How to Play Dominoes


Traditionally, European dominoes are made from ivory and dark hardwoods such as ebony. Western dominoes are thought to have first appeared in France in the mid-18th century and were introduced to Britain in the late 18th century. They were probably introduced by prisoners of war who brought them back to England.

Dominoes are shaped like playing cards, with a line down the middle and a number on each end. The number on each end can be either a number or a suit. The number on one end is referred to as the weight or pip and the number on the other end is called the value or spot. The tiles are usually one inch wide and 3/8 inch thick. However, some domino sets are so large that they would be too large to be played in most domino games.

When playing dominos, players take turns picking up tiles from a stock of dominoes and shuffle them before each turn. If the tiles do not add up to the total, players turn them back. If the tiles do add up to the total, players keep the tiles.

There are three main types of domino games: scoring games, trick-taking games, and layout games. Generally speaking, scoring games award one point per pip for each open end of a tile. The player with the least number of spots wins. However, the goal of a skillful game is to reach a specific number of points. This type of domino game is usually played in pairs or fours, and the player must score the most points to win.

In a scoring game, each player must place the tiles on the table so that two matching ends are adjacent. The first player selects a tile and places it face-up in the center of the table. The next player then matches one end of the domino to part of the first tile. If the domino has the same number at both ends, the player is said to have “stitched up” the ends.

The next player must then place one of the dominos on the table so that it touches the one end of the chain. Then, the player must place the tile to the other end of the chain. If the tile is seen before the next player’s turn, the player must remove the wrong tile and re-play.

Players can also make patterns by placing tiles on any side of the table, so long as two matching ends are adjacent. Using the dominos is a fun way to watch them fall or to see the pattern they create. In certain versions, a player can join two tiles together to form an “L” shape in the layout. In other versions, players must chip out one of the tiles in order to play.

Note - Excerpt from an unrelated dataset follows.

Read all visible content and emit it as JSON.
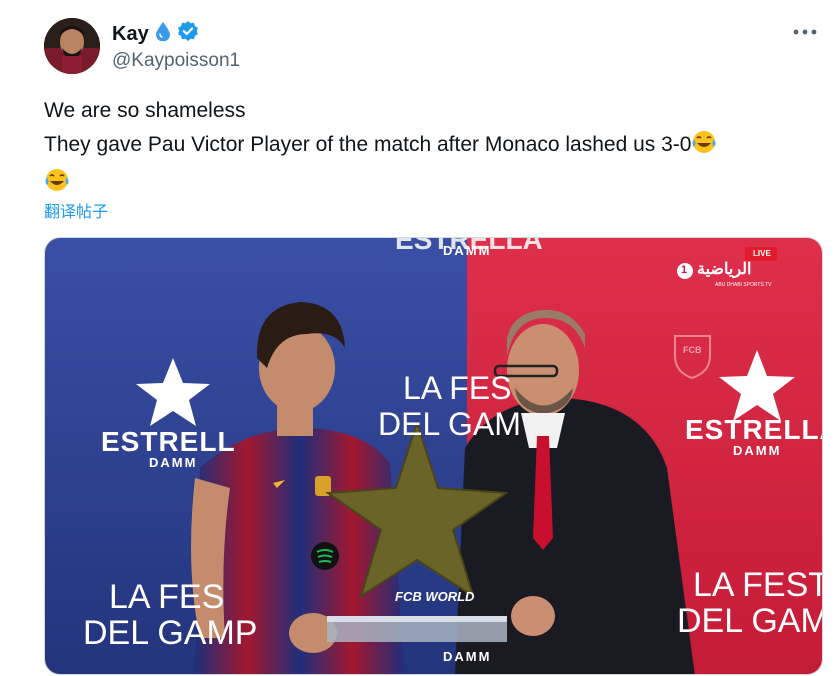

Another common variant is the double-six set, which is comprised of seven tiles. The first tile is typically a double-six. The second tile is a 6-5, and the fourth is a 5-5. The fifth is a 6-4, and the sixth is a 6-4.